(1) Observe that

\begin{align*} A \cup A & = \{ x : x \in A \text{ or } x \in A \}\\ & = \{ x : x \in A \}\\ & = A \end{align*}


\begin{align*} A \cap A & = \{ x : x \in A \text{ and } x \in A \}\\ & = \{ x : x \in A \}\\ & = A. \end{align*}

Also, \(A \setminus A = A \cap A' = \emptyset\text{.}\)

(3) For sets \(A\text{,}\) \(B\text{,}\) and \(C\text{,}\)

\begin{align*} A \cup (B \cup C) & = A \cup \{ x : x \in B \text{ or } x \in C \}\\ & = \{ x : x \in A \text{ or } x \in B, \text{ or } x \in C \}\\ & = \{ x : x \in A \text{ or } x \in B \} \cup C\\ & = (A \cup B) \cup C. \end{align*}

A similar argument proves that \(A \cap (B \cap C) = (A \cap B) \cap C\text{.}\)

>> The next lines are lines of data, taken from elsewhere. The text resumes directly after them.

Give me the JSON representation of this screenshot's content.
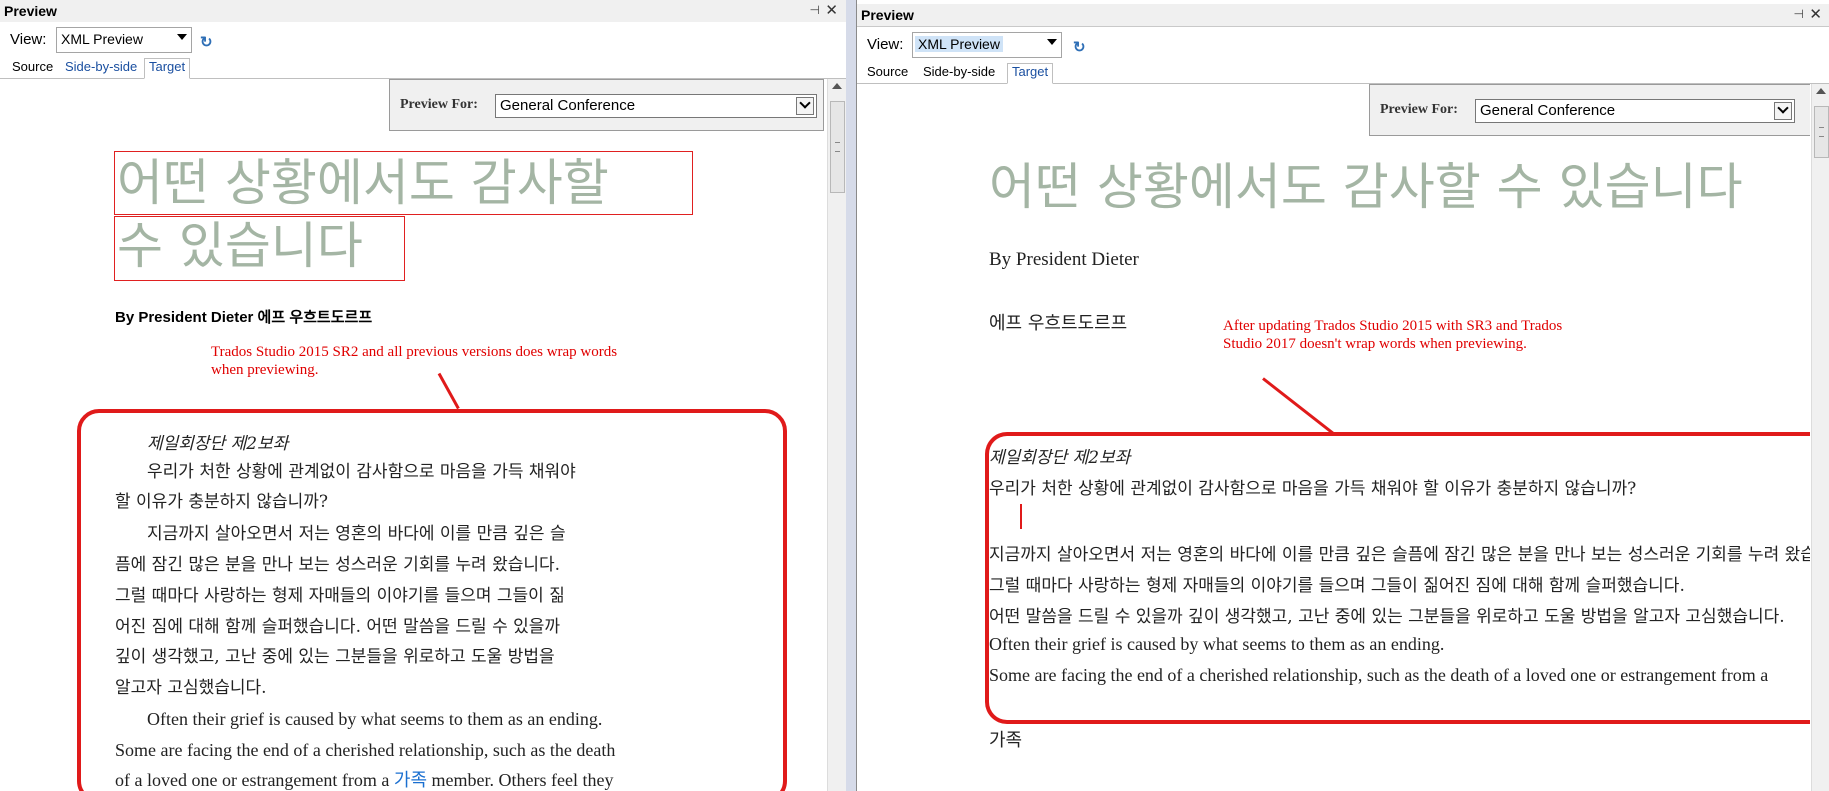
{
  "left": {
    "pane_title": "Preview",
    "view_label": "View:",
    "view_value": "XML Preview",
    "tabs": {
      "source": "Source",
      "side_by_side": "Side-by-side",
      "target": "Target"
    },
    "preview_for_label": "Preview For:",
    "preview_for_value": "General Conference",
    "title_line1": "어떤 상황에서도 감사할",
    "title_line2": "수 있습니다",
    "byline": "By President Dieter 에프 우흐트도르프",
    "annotation_line1": "Trados Studio 2015 SR2 and all previous versions does wrap words",
    "annotation_line2": "when previewing.",
    "kicker": "제일회장단 제2보좌",
    "para1_line1": "우리가 처한 상황에 관계없이 감사함으로 마음을 가득 채워야",
    "para1_line2": "할 이유가 충분하지 않습니까?",
    "para2_line1": "지금까지 살아오면서 저는 영혼의 바다에 이를 만큼 깊은 슬",
    "para2_line2": "픔에 잠긴 많은 분을 만나 보는 성스러운 기회를 누려 왔습니다.",
    "para2_line3": "그럴 때마다 사랑하는 형제 자매들의 이야기를 들으며 그들이 짊",
    "para2_line4": "어진 짐에 대해 함께 슬퍼했습니다. 어떤 말씀을 드릴 수 있을까",
    "para2_line5": "깊이 생각했고, 고난 중에 있는 그분들을 위로하고 도울 방법을",
    "para2_line6": "알고자 고심했습니다.",
    "para3": "Often their grief is caused by what seems to them as an ending.",
    "para4_line1": "Some are facing the end of a cherished relationship, such as the death",
    "para4_line2_a": "of a loved one or estrangement from a",
    "para4_line2_link": "가족",
    "para4_line2_b": "member. Others feel they"
  },
  "right": {
    "pane_title": "Preview",
    "view_label": "View:",
    "view_value": "XML Preview",
    "tabs": {
      "source": "Source",
      "side_by_side": "Side-by-side",
      "target": "Target"
    },
    "preview_for_label": "Preview For:",
    "preview_for_value": "General Conference",
    "title": "어떤 상황에서도 감사할 수 있습니다",
    "byline": "By President Dieter",
    "byline_korean": "에프 우흐트도르프",
    "annotation_line1": "After updating Trados Studio 2015 with SR3 and Trados",
    "annotation_line2": "Studio 2017 doesn't wrap words when previewing.",
    "kicker": "제일회장단 제2보좌",
    "para1": "우리가 처한 상황에 관계없이 감사함으로 마음을 가득 채워야 할 이유가 충분하지 않습니까?",
    "para2_line1": "지금까지 살아오면서 저는 영혼의 바다에 이를 만큼 깊은 슬픔에 잠긴 많은 분을 만나 보는 성스러운 기회를 누려 왔습니다.",
    "para2_line2": "그럴 때마다 사랑하는 형제 자매들의 이야기를 들으며 그들이 짊어진 짐에 대해 함께 슬퍼했습니다.",
    "para2_line3": "어떤 말씀을 드릴 수 있을까 깊이 생각했고, 고난 중에 있는 그분들을 위로하고 도울 방법을 알고자 고심했습니다.",
    "para3": "Often their grief is caused by what seems to them as an ending.",
    "para4": "Some are facing the end of a cherished relationship, such as the death of a loved one or estrangement from a",
    "link": "가족"
  },
  "colors": {
    "annotation_red": "#e01a1a",
    "title_gray_green": "#a4b5a4",
    "link_blue": "#1a6fd0"
  }
}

(1) If \(A \cup B = \emptyset\text{,}\) then the theorem follows immediately since both \(A\) and \(B\) are the empty set. Otherwise, we must show that \((A \cup B)' \subset A' \cap B'\) and \((A \cup B)' \supset A' \cap B'\text{.}\) Let \(x \in (A \cup B)'\text{.}\) Then \(x \notin A \cup B\text{.}\) So \(x\) is neither in \(A\) nor in \(B\text{,}\) by the definition of the union of sets. By the definition of the complement, \(x \in A'\) and \(x \in B'\text{.}\) Therefore, \(x \in A' \cap B'\) and we have \((A \cup B)' \subset A' \cap B'\text{.}\)

To show the reverse inclusion, suppose that \(x \in A' \cap B'\text{.}\) Then \(x \in A'\) and \(x \in B'\text{,}\) and so \(x \notin A\) and \(x \notin B\text{.}\) Thus \(x \notin A \cup B\) and so \(x \in (A \cup B)'\text{.}\) Hence, \((A \cup B)' \supset A' \cap B'\) and so \((A \cup B)' = A' \cap B'\text{.}\)

The proof of (2) is left as an exercise.


Other relations between sets often hold true. For example,

\begin{equation*} ( A \setminus B) \cap (B \setminus A) = \emptyset. \end{equation*}

To see that this is true, observe that

\begin{align*} ( A \setminus B) \cap (B \setminus A) & = ( A \cap B') \cap (B \cap A')\\ & = A \cap A' \cap B \cap B'\\ & = \emptyset. \end{align*}